What is clear is that the issue appeared to be unresolved as the deadline loomed. A number of customers are panicking after not receiving their insurance ID cards and realizing they may be uninsured. Many have expressed their frustrations on the insurer’s Facebook page about being put on hold for hours by the customer service department.
“I am livid,” said Nancy Wills, 61, a Durham resident, who said her Blue Cross plan failed to renew in 2016, and she believes she is without health insurance.
“I’ve got doctors’ appointments rescheduled – I just canceled them because I didn’t have my card yet,” Wills said in a telephone interview. “What if I’m in a car accident or something?”

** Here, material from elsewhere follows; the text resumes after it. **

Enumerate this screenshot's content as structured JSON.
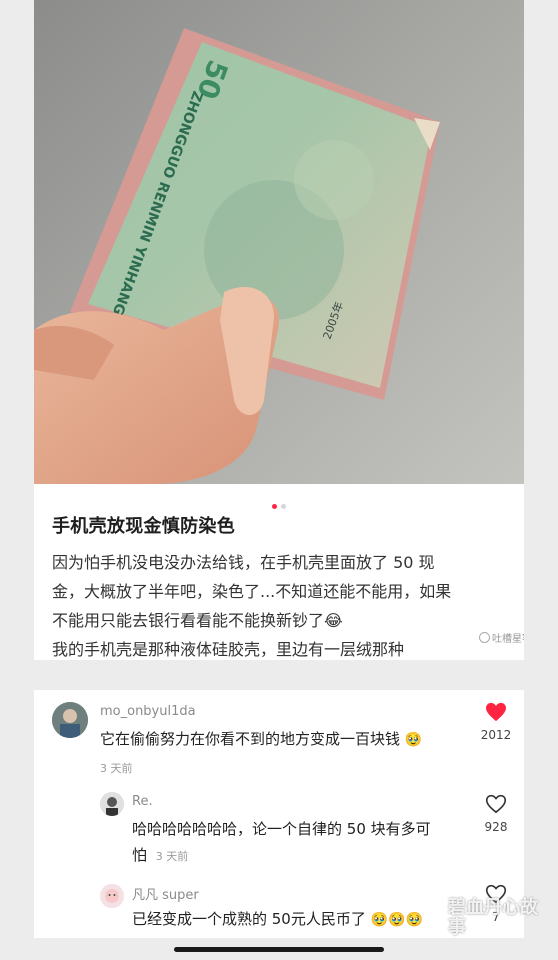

Wills said her first month’s payment wasn’t deducted from her account until Wednesday, and her insurance cards didn’t arrive in the mail until Thursday.
Others say Blue Cross has drafted money from their bank accounts for insurance policies that they thought they had canceled.
Tim Sosbe, a Jacksonville resident who complained to the N.C. Department of Insurance, warned the agency that “there are no doubt hundreds of people at least who think they are insured and compliant, and will find out the hard way that they are not.” Sosbe said that he was finally able to complete his enrollment on Dec. 31.
Kerry Hall, spokeswoman for the N.C. Department of Insurance, said Thursday that the agency is monitoring the situation daily.
“BCBS acknowledges to the department the frustration that their customers are having and have kept in touch with us about plans and actions for addressing the customer service issues,” Hall said. “The company is working at identifying the bottlenecks in the phone system and adding capacity as quickly as possible. We received a status report this morning from them and their systems were reported to be up and running.”
Blue Cross is only one of three insurers offering individual coverage in North Carolina under the Affordable Care Act, and the only one that operates in all 100 counties in the state. As of May 2015, the Chapel Hill-based insurer had about 400,000 customers under the ACA, representing about two-thirds of the state’s total ACA enrollment.
The technology debacle recalls the wholesale computer crash in the first year of ACA enrollment, when the federal healthcare.gov website was inoperative for about two months of 2013. At that time, Blue Cross hired contractors and extended operating hours to process a logjam of ACA applications.
This time, the backlog is caused by problems with the insurer’s new customer records system.
“We are in the process of implementing a new customer records system that will allow our customer service representatives to provide more personalized service faster,” Blue Cross said.
Blue Cross is issuing numerous apologies, scheduling weekend phone appointments with customers, and urging them to be patient.
“We have received reports regarding technical issues with our phone lines as well as the website,” the company posted on Facebook. “Our technical team is currently working to resolve all issues as quickly as possible. We will provide an update once we receive notification that all issues are resolved. We sincerely apologize for the inconvenience.”
Blue Cross said on its website that its call volume is between 400 percent and 500 percent higher than this time last year. The company blamed the backlogs on a technology upgrade.
There are two more enrollment deadlines ahead under the Affordable Care Act.
Jan. 15 is the enrollment deadline for purchasing health insurance effective Feb. 1.
Customers who want health insurance on March 1 must be enrolled by Jan. 31.
The failed activations and delays are affecting customers on individual health insurance plans. Most are under the Affordable Care Act, but other individual plans are also affected.